→ **Action item**: This exercise calls for every record to be returned exactly, with pictures removed.

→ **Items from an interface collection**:
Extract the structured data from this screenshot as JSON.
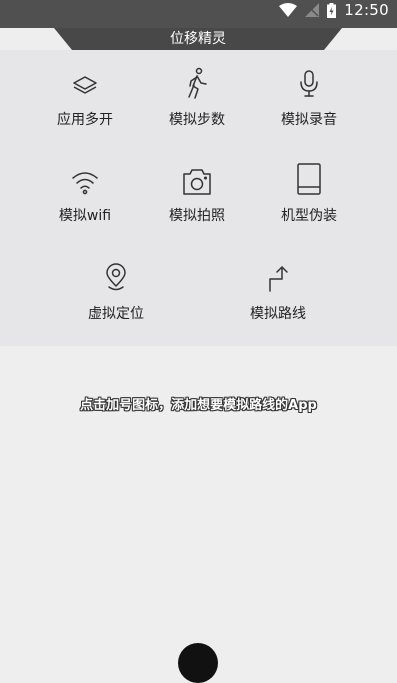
{
  "status": {
    "time": "12:50"
  },
  "header": {
    "title": "位移精灵"
  },
  "features": [
    {
      "label": "应用多开",
      "icon": "layers-icon"
    },
    {
      "label": "模拟步数",
      "icon": "walking-icon"
    },
    {
      "label": "模拟录音",
      "icon": "microphone-icon"
    },
    {
      "label": "模拟wifi",
      "icon": "wifi-icon"
    },
    {
      "label": "模拟拍照",
      "icon": "camera-icon"
    },
    {
      "label": "机型伪装",
      "icon": "phone-icon"
    },
    {
      "label": "虚拟定位",
      "icon": "location-pin-icon"
    },
    {
      "label": "模拟路线",
      "icon": "route-arrow-icon"
    }
  ],
  "hint": "点击加号图标，添加想要模拟路线的App",
  "colors": {
    "status_bar": "#505050",
    "header_tab": "#484848",
    "panel": "#e6e6e8",
    "background": "#efeeef"
  }
}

→ **Result for this exercise**:
Extract the structured data from this screenshot as JSON.
{
  "status": {
    "time": "12:50"
  },
  "header": {
    "title": "位移精灵"
  },
  "features": [
    {
      "label": "应用多开",
      "icon": "layers-icon"
    },
    {
      "label": "模拟步数",
      "icon": "walking-icon"
    },
    {
      "label": "模拟录音",
      "icon": "microphone-icon"
    },
    {
      "label": "模拟wifi",
      "icon": "wifi-icon"
    },
    {
      "label": "模拟拍照",
      "icon": "camera-icon"
    },
    {
      "label": "机型伪装",
      "icon": "phone-icon"
    },
    {
      "label": "虚拟定位",
      "icon": "location-pin-icon"
    },
    {
      "label": "模拟路线",
      "icon": "route-arrow-icon"
    }
  ],
  "hint": "点击加号图标，添加想要模拟路线的App",
  "colors": {
    "status_bar": "#505050",
    "header_tab": "#484848",
    "panel": "#e6e6e8",
    "background": "#efeeef"
  }
}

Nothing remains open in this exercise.